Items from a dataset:
┌────────

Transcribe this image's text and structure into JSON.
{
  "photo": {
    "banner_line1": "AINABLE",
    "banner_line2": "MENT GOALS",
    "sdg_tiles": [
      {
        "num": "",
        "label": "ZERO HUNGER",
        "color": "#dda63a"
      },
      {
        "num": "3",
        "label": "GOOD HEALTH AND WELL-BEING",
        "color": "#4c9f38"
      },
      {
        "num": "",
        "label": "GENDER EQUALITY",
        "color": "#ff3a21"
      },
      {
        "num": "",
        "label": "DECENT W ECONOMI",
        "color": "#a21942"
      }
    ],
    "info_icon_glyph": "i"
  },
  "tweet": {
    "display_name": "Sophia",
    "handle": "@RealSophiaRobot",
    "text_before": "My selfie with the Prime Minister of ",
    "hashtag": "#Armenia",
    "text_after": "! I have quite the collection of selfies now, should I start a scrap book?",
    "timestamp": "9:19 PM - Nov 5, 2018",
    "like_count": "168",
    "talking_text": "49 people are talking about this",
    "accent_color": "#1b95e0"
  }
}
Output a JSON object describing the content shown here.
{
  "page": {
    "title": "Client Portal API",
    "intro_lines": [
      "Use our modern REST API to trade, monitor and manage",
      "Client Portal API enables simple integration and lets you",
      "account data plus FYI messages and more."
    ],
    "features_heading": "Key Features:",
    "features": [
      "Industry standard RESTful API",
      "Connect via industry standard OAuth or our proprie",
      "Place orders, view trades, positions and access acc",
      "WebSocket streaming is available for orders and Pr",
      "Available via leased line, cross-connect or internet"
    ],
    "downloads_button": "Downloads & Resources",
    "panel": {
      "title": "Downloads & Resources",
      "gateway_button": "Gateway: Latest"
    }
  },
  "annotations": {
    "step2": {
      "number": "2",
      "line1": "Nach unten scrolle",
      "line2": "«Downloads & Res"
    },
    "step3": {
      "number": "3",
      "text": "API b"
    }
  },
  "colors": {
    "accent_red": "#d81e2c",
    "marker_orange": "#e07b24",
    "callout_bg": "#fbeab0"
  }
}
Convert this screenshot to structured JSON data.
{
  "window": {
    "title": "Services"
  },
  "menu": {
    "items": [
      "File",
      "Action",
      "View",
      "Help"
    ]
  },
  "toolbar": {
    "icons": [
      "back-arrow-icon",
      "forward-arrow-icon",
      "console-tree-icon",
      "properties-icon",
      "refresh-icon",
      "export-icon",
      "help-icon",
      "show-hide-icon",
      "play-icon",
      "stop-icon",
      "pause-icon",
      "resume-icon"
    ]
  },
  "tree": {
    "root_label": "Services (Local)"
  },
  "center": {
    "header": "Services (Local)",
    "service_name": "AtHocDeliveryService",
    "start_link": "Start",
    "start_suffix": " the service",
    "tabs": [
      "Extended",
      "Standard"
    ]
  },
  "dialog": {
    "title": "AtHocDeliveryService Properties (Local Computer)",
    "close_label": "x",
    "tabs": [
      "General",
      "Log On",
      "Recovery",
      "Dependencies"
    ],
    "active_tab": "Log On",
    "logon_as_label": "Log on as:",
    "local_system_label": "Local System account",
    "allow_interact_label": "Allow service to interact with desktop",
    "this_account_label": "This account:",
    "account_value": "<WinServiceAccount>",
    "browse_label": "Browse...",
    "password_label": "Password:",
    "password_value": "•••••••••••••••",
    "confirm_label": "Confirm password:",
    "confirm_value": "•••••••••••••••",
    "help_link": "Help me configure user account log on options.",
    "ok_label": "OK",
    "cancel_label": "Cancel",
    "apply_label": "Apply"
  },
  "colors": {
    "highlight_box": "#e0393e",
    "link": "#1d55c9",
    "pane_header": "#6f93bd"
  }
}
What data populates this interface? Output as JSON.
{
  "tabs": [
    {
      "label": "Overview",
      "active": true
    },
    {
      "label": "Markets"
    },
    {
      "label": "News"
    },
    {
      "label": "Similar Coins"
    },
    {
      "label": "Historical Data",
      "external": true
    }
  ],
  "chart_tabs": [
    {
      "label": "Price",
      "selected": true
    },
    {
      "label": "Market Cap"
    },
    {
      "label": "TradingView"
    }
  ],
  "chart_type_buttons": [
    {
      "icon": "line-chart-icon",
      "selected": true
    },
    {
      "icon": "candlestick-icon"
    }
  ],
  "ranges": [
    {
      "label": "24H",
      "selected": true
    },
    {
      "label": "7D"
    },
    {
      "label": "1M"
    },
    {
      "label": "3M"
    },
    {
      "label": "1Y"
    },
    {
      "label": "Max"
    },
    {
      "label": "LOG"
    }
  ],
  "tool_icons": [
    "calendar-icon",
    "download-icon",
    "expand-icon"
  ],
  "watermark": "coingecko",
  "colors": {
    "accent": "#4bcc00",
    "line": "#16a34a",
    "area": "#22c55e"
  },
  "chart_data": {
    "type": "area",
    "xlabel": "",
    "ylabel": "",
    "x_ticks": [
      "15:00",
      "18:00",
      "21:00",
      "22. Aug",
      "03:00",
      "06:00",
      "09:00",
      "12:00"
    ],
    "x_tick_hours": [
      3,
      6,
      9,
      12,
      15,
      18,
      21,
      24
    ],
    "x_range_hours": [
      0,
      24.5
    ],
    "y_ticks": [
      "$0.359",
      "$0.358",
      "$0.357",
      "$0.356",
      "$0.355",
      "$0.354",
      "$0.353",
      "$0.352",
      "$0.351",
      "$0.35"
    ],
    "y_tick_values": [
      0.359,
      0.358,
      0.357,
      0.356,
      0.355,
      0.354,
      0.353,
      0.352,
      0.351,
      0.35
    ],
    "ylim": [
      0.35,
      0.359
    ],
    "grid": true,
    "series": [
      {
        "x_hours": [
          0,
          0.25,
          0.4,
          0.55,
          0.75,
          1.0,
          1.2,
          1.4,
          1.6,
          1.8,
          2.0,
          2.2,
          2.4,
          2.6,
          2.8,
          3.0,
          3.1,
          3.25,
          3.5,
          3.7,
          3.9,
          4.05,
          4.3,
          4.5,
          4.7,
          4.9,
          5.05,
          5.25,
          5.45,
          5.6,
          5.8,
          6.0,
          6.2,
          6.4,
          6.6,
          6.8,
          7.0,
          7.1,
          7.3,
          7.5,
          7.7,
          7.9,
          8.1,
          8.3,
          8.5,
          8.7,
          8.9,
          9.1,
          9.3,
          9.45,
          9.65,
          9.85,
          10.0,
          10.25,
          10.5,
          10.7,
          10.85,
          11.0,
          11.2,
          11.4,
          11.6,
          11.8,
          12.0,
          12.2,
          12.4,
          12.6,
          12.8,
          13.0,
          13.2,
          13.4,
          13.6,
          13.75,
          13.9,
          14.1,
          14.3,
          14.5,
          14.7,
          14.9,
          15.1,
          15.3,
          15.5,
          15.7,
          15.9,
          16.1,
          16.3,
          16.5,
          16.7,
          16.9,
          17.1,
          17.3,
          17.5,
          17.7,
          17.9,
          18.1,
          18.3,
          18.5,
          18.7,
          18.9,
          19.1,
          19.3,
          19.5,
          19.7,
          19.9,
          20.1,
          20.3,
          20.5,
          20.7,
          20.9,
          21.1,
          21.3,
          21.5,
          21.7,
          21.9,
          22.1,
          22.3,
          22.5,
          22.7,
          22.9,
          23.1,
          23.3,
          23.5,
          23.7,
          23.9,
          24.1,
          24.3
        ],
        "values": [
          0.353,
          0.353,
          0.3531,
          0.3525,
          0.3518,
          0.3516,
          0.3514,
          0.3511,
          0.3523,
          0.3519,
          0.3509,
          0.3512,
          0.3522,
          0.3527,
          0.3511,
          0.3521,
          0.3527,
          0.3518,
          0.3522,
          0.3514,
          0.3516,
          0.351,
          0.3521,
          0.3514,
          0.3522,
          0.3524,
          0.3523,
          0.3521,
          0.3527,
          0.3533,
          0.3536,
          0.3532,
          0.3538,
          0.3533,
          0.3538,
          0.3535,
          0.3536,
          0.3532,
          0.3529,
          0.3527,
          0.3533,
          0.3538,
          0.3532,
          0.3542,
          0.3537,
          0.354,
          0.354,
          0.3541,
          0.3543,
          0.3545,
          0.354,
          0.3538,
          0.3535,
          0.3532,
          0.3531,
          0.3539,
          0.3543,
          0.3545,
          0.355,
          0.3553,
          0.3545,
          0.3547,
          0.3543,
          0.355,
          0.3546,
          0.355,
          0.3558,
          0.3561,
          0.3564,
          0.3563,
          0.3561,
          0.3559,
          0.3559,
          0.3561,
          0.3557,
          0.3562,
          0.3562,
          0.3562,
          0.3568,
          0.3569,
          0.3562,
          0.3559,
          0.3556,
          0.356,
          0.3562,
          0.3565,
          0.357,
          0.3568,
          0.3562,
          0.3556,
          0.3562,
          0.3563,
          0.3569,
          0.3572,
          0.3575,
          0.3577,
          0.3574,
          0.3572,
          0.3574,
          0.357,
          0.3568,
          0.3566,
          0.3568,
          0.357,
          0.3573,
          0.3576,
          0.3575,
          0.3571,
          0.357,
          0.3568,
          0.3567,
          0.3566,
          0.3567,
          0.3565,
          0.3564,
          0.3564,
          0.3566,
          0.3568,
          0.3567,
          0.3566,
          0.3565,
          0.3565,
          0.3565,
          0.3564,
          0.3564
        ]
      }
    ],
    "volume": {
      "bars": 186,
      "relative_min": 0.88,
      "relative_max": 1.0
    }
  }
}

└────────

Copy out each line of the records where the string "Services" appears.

    "title": "Services"
    "root_label": "Services (Local)"
    "header": "Services (Local)",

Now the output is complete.